→ **Problem to work on**
All of the data below is to be copied again without changes.

→ **Records**
BEGIN

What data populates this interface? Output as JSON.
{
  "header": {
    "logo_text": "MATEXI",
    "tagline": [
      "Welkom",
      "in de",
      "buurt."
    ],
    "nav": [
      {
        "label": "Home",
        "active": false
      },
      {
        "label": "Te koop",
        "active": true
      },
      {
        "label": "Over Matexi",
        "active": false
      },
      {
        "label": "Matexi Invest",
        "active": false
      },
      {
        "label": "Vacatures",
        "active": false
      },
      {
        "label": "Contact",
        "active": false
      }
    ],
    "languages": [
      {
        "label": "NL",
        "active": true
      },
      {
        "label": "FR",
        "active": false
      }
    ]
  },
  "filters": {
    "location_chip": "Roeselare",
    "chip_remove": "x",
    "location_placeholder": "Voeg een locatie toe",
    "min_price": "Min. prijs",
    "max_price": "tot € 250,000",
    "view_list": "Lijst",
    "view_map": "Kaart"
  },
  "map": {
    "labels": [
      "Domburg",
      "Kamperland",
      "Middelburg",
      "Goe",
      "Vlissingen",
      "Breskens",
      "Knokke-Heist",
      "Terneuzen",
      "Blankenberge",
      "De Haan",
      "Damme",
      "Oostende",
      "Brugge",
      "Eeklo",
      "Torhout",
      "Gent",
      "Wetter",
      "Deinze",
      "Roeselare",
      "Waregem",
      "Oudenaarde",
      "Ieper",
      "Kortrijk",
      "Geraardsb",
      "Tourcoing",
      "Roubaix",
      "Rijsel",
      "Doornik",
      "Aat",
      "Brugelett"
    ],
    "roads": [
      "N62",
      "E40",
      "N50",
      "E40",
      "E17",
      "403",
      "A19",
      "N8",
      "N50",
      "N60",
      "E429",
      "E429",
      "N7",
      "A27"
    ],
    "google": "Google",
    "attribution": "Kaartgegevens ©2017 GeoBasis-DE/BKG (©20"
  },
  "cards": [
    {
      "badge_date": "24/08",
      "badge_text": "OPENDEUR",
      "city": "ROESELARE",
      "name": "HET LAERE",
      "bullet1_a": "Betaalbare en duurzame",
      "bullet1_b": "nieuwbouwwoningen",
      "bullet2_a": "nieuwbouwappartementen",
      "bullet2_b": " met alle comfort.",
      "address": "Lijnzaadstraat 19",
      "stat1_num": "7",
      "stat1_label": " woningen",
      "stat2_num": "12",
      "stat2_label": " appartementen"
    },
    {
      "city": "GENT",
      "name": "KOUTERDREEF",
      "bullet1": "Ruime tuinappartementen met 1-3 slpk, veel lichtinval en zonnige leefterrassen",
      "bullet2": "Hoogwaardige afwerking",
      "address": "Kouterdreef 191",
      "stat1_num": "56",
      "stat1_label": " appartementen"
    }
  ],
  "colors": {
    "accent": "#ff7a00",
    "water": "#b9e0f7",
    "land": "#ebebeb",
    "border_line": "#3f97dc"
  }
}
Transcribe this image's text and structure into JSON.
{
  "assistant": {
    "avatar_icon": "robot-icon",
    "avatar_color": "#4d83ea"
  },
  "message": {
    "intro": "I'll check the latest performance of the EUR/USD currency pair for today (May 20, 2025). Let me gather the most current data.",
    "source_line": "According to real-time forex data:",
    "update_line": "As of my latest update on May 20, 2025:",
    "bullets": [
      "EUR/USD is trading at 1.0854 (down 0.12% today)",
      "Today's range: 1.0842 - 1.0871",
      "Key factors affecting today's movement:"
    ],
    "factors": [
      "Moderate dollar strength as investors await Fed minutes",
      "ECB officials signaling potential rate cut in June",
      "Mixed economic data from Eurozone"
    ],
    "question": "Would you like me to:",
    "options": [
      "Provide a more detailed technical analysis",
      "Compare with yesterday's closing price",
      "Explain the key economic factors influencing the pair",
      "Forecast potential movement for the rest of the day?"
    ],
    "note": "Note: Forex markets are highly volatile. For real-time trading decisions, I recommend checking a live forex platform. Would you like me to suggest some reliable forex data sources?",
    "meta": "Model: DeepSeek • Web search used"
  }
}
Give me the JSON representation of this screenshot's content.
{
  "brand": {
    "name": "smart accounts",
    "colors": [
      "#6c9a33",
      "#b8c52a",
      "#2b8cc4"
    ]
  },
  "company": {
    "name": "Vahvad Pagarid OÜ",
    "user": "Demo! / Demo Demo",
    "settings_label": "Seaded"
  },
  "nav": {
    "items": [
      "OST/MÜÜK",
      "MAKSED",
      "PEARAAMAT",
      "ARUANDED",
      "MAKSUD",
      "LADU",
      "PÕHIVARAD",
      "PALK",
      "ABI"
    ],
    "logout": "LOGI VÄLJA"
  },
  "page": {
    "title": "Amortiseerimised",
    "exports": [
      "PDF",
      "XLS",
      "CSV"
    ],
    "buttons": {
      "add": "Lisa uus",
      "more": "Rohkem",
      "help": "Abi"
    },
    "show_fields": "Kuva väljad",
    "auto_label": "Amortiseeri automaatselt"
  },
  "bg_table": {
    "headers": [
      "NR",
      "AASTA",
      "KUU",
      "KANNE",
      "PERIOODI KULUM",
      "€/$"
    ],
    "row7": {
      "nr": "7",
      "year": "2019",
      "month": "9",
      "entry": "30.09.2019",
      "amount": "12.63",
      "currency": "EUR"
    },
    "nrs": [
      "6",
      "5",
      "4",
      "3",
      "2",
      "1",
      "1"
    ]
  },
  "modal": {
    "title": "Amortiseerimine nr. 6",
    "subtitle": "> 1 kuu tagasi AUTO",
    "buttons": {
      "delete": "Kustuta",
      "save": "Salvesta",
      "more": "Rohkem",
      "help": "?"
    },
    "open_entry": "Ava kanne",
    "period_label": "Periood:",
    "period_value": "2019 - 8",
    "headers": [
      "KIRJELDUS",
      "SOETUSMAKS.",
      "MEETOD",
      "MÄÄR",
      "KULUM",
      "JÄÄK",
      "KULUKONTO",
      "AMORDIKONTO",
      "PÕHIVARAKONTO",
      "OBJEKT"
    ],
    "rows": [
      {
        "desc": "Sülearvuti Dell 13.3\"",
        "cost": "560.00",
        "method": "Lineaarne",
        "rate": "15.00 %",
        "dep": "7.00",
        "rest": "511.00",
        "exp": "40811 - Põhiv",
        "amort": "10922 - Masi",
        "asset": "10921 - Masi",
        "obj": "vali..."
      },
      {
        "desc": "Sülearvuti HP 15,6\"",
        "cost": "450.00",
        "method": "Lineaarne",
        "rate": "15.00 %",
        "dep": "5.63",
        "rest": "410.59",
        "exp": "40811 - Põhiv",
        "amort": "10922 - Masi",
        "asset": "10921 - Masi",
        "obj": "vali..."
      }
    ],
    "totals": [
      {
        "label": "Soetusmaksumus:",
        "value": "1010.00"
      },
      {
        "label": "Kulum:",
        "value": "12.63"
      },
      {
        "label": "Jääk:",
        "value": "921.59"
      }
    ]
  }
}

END

→ **Answer space**
What data populates this interface? Output as JSON.
{
  "header": {
    "logo_text": "MATEXI",
    "tagline": [
      "Welkom",
      "in de",
      "buurt."
    ],
    "nav": [
      {
        "label": "Home",
        "active": false
      },
      {
        "label": "Te koop",
        "active": true
      },
      {
        "label": "Over Matexi",
        "active": false
      },
      {
        "label": "Matexi Invest",
        "active": false
      },
      {
        "label": "Vacatures",
        "active": false
      },
      {
        "label": "Contact",
        "active": false
      }
    ],
    "languages": [
      {
        "label": "NL",
        "active": true
      },
      {
        "label": "FR",
        "active": false
      }
    ]
  },
  "filters": {
    "location_chip": "Roeselare",
    "chip_remove": "x",
    "location_placeholder": "Voeg een locatie toe",
    "min_price": "Min. prijs",
    "max_price": "tot € 250,000",
    "view_list": "Lijst",
    "view_map": "Kaart"
  },
  "map": {
    "labels": [
      "Domburg",
      "Kamperland",
      "Middelburg",
      "Goe",
      "Vlissingen",
      "Breskens",
      "Knokke-Heist",
      "Terneuzen",
      "Blankenberge",
      "De Haan",
      "Damme",
      "Oostende",
      "Brugge",
      "Eeklo",
      "Torhout",
      "Gent",
      "Wetter",
      "Deinze",
      "Roeselare",
      "Waregem",
      "Oudenaarde",
      "Ieper",
      "Kortrijk",
      "Geraardsb",
      "Tourcoing",
      "Roubaix",
      "Rijsel",
      "Doornik",
      "Aat",
      "Brugelett"
    ],
    "roads": [
      "N62",
      "E40",
      "N50",
      "E40",
      "E17",
      "403",
      "A19",
      "N8",
      "N50",
      "N60",
      "E429",
      "E429",
      "N7",
      "A27"
    ],
    "google": "Google",
    "attribution": "Kaartgegevens ©2017 GeoBasis-DE/BKG (©20"
  },
  "cards": [
    {
      "badge_date": "24/08",
      "badge_text": "OPENDEUR",
      "city": "ROESELARE",
      "name": "HET LAERE",
      "bullet1_a": "Betaalbare en duurzame",
      "bullet1_b": "nieuwbouwwoningen",
      "bullet2_a": "nieuwbouwappartementen",
      "bullet2_b": " met alle comfort.",
      "address": "Lijnzaadstraat 19",
      "stat1_num": "7",
      "stat1_label": " woningen",
      "stat2_num": "12",
      "stat2_label": " appartementen"
    },
    {
      "city": "GENT",
      "name": "KOUTERDREEF",
      "bullet1": "Ruime tuinappartementen met 1-3 slpk, veel lichtinval en zonnige leefterrassen",
      "bullet2": "Hoogwaardige afwerking",
      "address": "Kouterdreef 191",
      "stat1_num": "56",
      "stat1_label": " appartementen"
    }
  ],
  "colors": {
    "accent": "#ff7a00",
    "water": "#b9e0f7",
    "land": "#ebebeb",
    "border_line": "#3f97dc"
  }
}
Transcribe this image's text and structure into JSON.
{
  "assistant": {
    "avatar_icon": "robot-icon",
    "avatar_color": "#4d83ea"
  },
  "message": {
    "intro": "I'll check the latest performance of the EUR/USD currency pair for today (May 20, 2025). Let me gather the most current data.",
    "source_line": "According to real-time forex data:",
    "update_line": "As of my latest update on May 20, 2025:",
    "bullets": [
      "EUR/USD is trading at 1.0854 (down 0.12% today)",
      "Today's range: 1.0842 - 1.0871",
      "Key factors affecting today's movement:"
    ],
    "factors": [
      "Moderate dollar strength as investors await Fed minutes",
      "ECB officials signaling potential rate cut in June",
      "Mixed economic data from Eurozone"
    ],
    "question": "Would you like me to:",
    "options": [
      "Provide a more detailed technical analysis",
      "Compare with yesterday's closing price",
      "Explain the key economic factors influencing the pair",
      "Forecast potential movement for the rest of the day?"
    ],
    "note": "Note: Forex markets are highly volatile. For real-time trading decisions, I recommend checking a live forex platform. Would you like me to suggest some reliable forex data sources?",
    "meta": "Model: DeepSeek • Web search used"
  }
}
Give me the JSON representation of this screenshot's content.
{
  "brand": {
    "name": "smart accounts",
    "colors": [
      "#6c9a33",
      "#b8c52a",
      "#2b8cc4"
    ]
  },
  "company": {
    "name": "Vahvad Pagarid OÜ",
    "user": "Demo! / Demo Demo",
    "settings_label": "Seaded"
  },
  "nav": {
    "items": [
      "OST/MÜÜK",
      "MAKSED",
      "PEARAAMAT",
      "ARUANDED",
      "MAKSUD",
      "LADU",
      "PÕHIVARAD",
      "PALK",
      "ABI"
    ],
    "logout": "LOGI VÄLJA"
  },
  "page": {
    "title": "Amortiseerimised",
    "exports": [
      "PDF",
      "XLS",
      "CSV"
    ],
    "buttons": {
      "add": "Lisa uus",
      "more": "Rohkem",
      "help": "Abi"
    },
    "show_fields": "Kuva väljad",
    "auto_label": "Amortiseeri automaatselt"
  },
  "bg_table": {
    "headers": [
      "NR",
      "AASTA",
      "KUU",
      "KANNE",
      "PERIOODI KULUM",
      "€/$"
    ],
    "row7": {
      "nr": "7",
      "year": "2019",
      "month": "9",
      "entry": "30.09.2019",
      "amount": "12.63",
      "currency": "EUR"
    },
    "nrs": [
      "6",
      "5",
      "4",
      "3",
      "2",
      "1",
      "1"
    ]
  },
  "modal": {
    "title": "Amortiseerimine nr. 6",
    "subtitle": "> 1 kuu tagasi AUTO",
    "buttons": {
      "delete": "Kustuta",
      "save": "Salvesta",
      "more": "Rohkem",
      "help": "?"
    },
    "open_entry": "Ava kanne",
    "period_label": "Periood:",
    "period_value": "2019 - 8",
    "headers": [
      "KIRJELDUS",
      "SOETUSMAKS.",
      "MEETOD",
      "MÄÄR",
      "KULUM",
      "JÄÄK",
      "KULUKONTO",
      "AMORDIKONTO",
      "PÕHIVARAKONTO",
      "OBJEKT"
    ],
    "rows": [
      {
        "desc": "Sülearvuti Dell 13.3\"",
        "cost": "560.00",
        "method": "Lineaarne",
        "rate": "15.00 %",
        "dep": "7.00",
        "rest": "511.00",
        "exp": "40811 - Põhiv",
        "amort": "10922 - Masi",
        "asset": "10921 - Masi",
        "obj": "vali..."
      },
      {
        "desc": "Sülearvuti HP 15,6\"",
        "cost": "450.00",
        "method": "Lineaarne",
        "rate": "15.00 %",
        "dep": "5.63",
        "rest": "410.59",
        "exp": "40811 - Põhiv",
        "amort": "10922 - Masi",
        "asset": "10921 - Masi",
        "obj": "vali..."
      }
    ],
    "totals": [
      {
        "label": "Soetusmaksumus:",
        "value": "1010.00"
      },
      {
        "label": "Kulum:",
        "value": "12.63"
      },
      {
        "label": "Jääk:",
        "value": "921.59"
      }
    ]
  }
}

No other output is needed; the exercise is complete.